Exercise input START
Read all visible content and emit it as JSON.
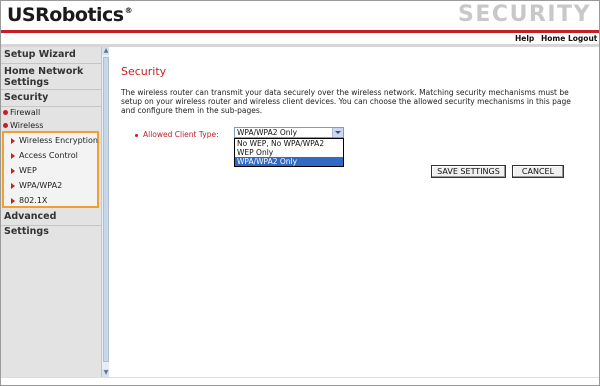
{
  "brand": {
    "logo": "USRobotics",
    "logo_mark": "®",
    "page_word": "SECURITY"
  },
  "colors": {
    "accent": "#c61e26",
    "highlight": "#f0a030",
    "selection": "#3169c6"
  },
  "top_nav": {
    "help": "Help",
    "home": "Home",
    "logout": "Logout"
  },
  "sidebar": {
    "setup_wizard": "Setup Wizard",
    "home_network_settings": "Home Network Settings",
    "security": "Security",
    "firewall": "Firewall",
    "wireless": "Wireless",
    "wireless_items": [
      "Wireless Encryption",
      "Access Control",
      "WEP",
      "WPA/WPA2",
      "802.1X"
    ],
    "advanced_settings": "Advanced Settings"
  },
  "main": {
    "title": "Security",
    "description": "The wireless router can transmit your data securely over the wireless network. Matching security mechanisms must be setup on your wireless router and wireless client devices. You can choose the allowed security mechanisms in this page and configure them in the sub-pages.",
    "allowed_client_type_label": "Allowed Client Type:",
    "allowed_client_type_value": "WPA/WPA2 Only",
    "allowed_client_type_options": [
      "No WEP, No WPA/WPA2",
      "WEP Only",
      "WPA/WPA2 Only"
    ],
    "save_button": "SAVE SETTINGS",
    "cancel_button": "CANCEL"
  }
}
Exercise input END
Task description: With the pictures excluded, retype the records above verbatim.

Task output:
Read all visible content and emit it as JSON.
{
  "brand": {
    "logo": "USRobotics",
    "logo_mark": "®",
    "page_word": "SECURITY"
  },
  "colors": {
    "accent": "#c61e26",
    "highlight": "#f0a030",
    "selection": "#3169c6"
  },
  "top_nav": {
    "help": "Help",
    "home": "Home",
    "logout": "Logout"
  },
  "sidebar": {
    "setup_wizard": "Setup Wizard",
    "home_network_settings": "Home Network Settings",
    "security": "Security",
    "firewall": "Firewall",
    "wireless": "Wireless",
    "wireless_items": [
      "Wireless Encryption",
      "Access Control",
      "WEP",
      "WPA/WPA2",
      "802.1X"
    ],
    "advanced_settings": "Advanced Settings"
  },
  "main": {
    "title": "Security",
    "description": "The wireless router can transmit your data securely over the wireless network. Matching security mechanisms must be setup on your wireless router and wireless client devices. You can choose the allowed security mechanisms in this page and configure them in the sub-pages.",
    "allowed_client_type_label": "Allowed Client Type:",
    "allowed_client_type_value": "WPA/WPA2 Only",
    "allowed_client_type_options": [
      "No WEP, No WPA/WPA2",
      "WEP Only",
      "WPA/WPA2 Only"
    ],
    "save_button": "SAVE SETTINGS",
    "cancel_button": "CANCEL"
  }
}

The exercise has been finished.